Let us image a spacecraft in fast orbit. Since it took off its clock has lost several minutes relative to Earth time. From the ground we can speak to the astronauts, although there is 1 second radio delay. Aside from the signal delay we can say we are coexistent, talking, albeit in different frames and quite different clock time. So is this coexistence an existential, experiential construct disconnected from the mathematics of physics? i.e. Physical processes on the ground are happening at a different rate, so in what way are we coexistent with the astronauts?

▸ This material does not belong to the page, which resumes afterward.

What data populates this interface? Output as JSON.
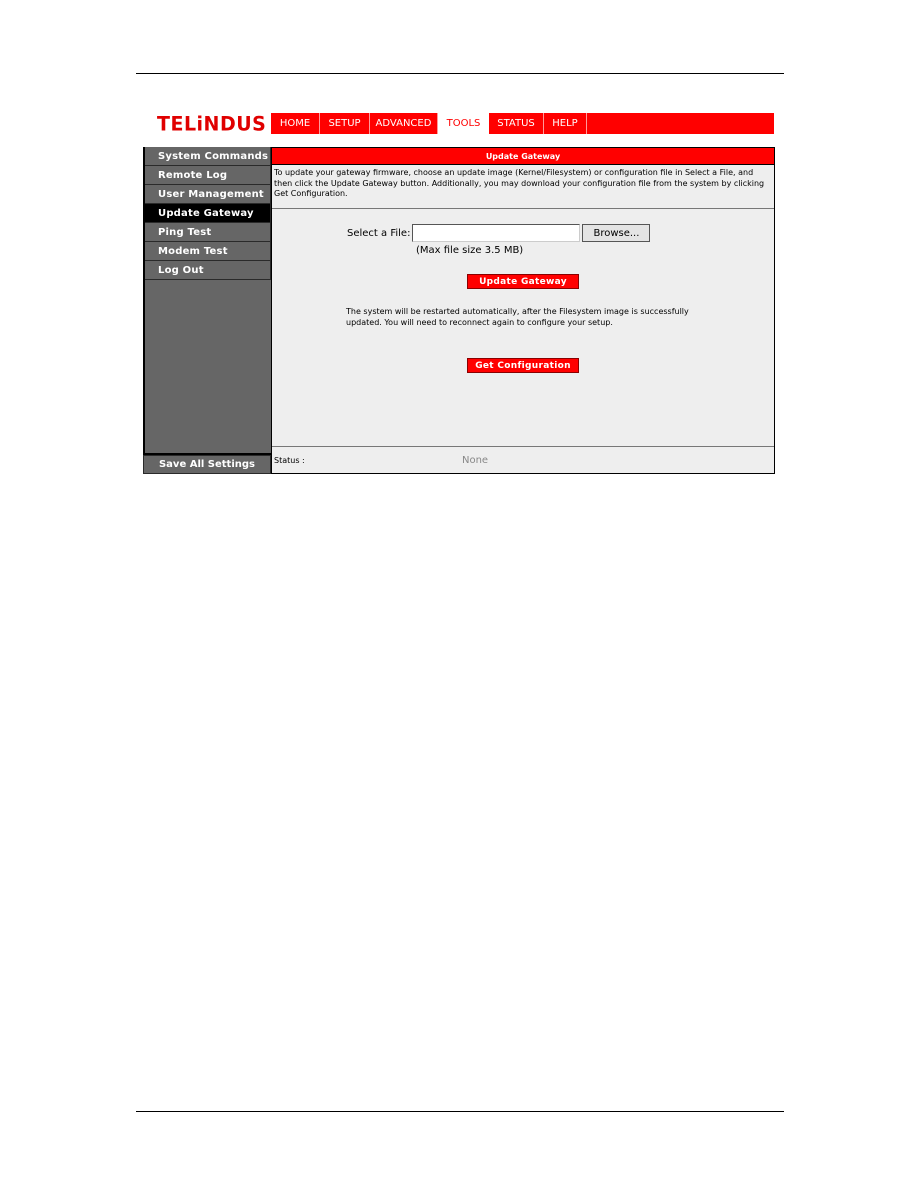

In physics the tangible reality is the radio signal, so ground crew and astronauts need coinciding future causal/light cones, and the signals take time to travel. If the delays are known signals could be sent to multiple spacecraft to arrive 'simultaneously' - We can know they are receiving the signal 'right now' - in the present. Also, there is a horizon of the present beyond the spacecraft, but physics is only concerned with what can be causally connected. So physics ignores the 'now', but it metaphysically exists, doesn't it? And is it not really the only thing that truly exists, (unlike memories of the past)?

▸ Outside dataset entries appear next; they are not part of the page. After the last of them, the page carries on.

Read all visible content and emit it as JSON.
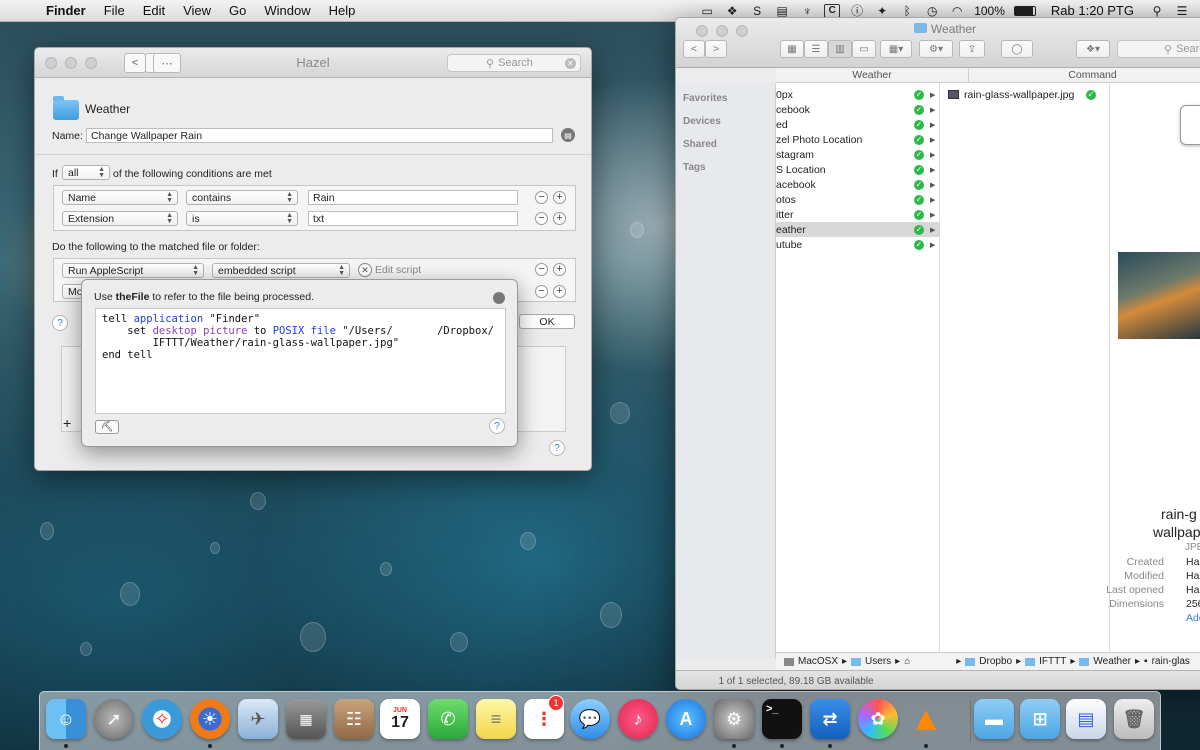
{
  "menubar": {
    "app": "Finder",
    "menus": [
      "File",
      "Edit",
      "View",
      "Go",
      "Window",
      "Help"
    ],
    "battery": "100%",
    "clock": "Rab 1:20 PTG"
  },
  "hazel": {
    "title": "Hazel",
    "search_placeholder": "Search",
    "folder_name": "Weather",
    "name_label": "Name:",
    "rule_name": "Change Wallpaper Rain",
    "if_label": "If",
    "match_mode": "all",
    "conditions_suffix": "of the following conditions are met",
    "conditions": [
      {
        "attribute": "Name",
        "operator": "contains",
        "value": "Rain"
      },
      {
        "attribute": "Extension",
        "operator": "is",
        "value": "txt"
      }
    ],
    "actions_label": "Do the following to the matched file or folder:",
    "actions": [
      {
        "action": "Run AppleScript",
        "option": "embedded script",
        "edit_label": "Edit script"
      },
      {
        "action": "Mo"
      }
    ],
    "ok_label": "OK",
    "help_label": "?",
    "add_label": "+",
    "remove_label": "−"
  },
  "script_popover": {
    "hint_prefix": "Use ",
    "hint_bold": "theFile",
    "hint_suffix": " to refer to the file being processed.",
    "code": {
      "l1a": "tell ",
      "l1b": "application",
      "l1c": " \"Finder\"",
      "l2a": "    set ",
      "l2b": "desktop picture",
      "l2c": " to ",
      "l2d": "POSIX file",
      "l2e": " \"/Users/       /Dropbox/",
      "l3": "        IFTTT/Weather/rain-glass-wallpaper.jpg\"",
      "l4": "end tell"
    },
    "compile_glyph": "⛏",
    "help_label": "?"
  },
  "finder": {
    "title": "Weather",
    "search_placeholder": "Searc",
    "col_head_1": "Weather",
    "col_head_2": "Command",
    "sidebar": [
      "Favorites",
      "Devices",
      "Shared",
      "Tags"
    ],
    "items": [
      "0px",
      "cebook",
      "ed",
      "zel Photo Location",
      "stagram",
      "S Location",
      "acebook",
      "otos",
      "itter",
      "eather",
      "utube"
    ],
    "selected_index": 9,
    "file": "rain-glass-wallpaper.jpg",
    "preview_name_1": "rain-g",
    "preview_name_2": "wallpap",
    "preview_kind": "JPE",
    "info_labels": [
      "Created",
      "Modified",
      "Last opened",
      "Dimensions"
    ],
    "info_values": [
      "Ha",
      "Ha",
      "Ha",
      "256"
    ],
    "info_add": "Add",
    "path": [
      "MacOSX",
      "Users",
      "Dropbo",
      "IFTTT",
      "Weather",
      "rain-glas"
    ],
    "status": "1 of 1 selected, 89.18 GB available"
  },
  "dock": {
    "calendar_month": "JUN",
    "calendar_day": "17",
    "reminders_badge": "1",
    "terminal_glyph": ">_"
  }
}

The astronomer Van Flandern contributes a highly readable essay on "Global Positioning System and the twins' paradox", arguing that GPS is "a practical realization of Lorentz's 'universal time', wherein all clocks remain synchronized despite being in many different frames with high relative speeds". In essence, the GPS system considers one frame, the local gravitational field (read, Lorentzian ether), to be privileged: here alone clocks tick at universal time, lending a new, technology-infused meaning to Lorentzian relativity.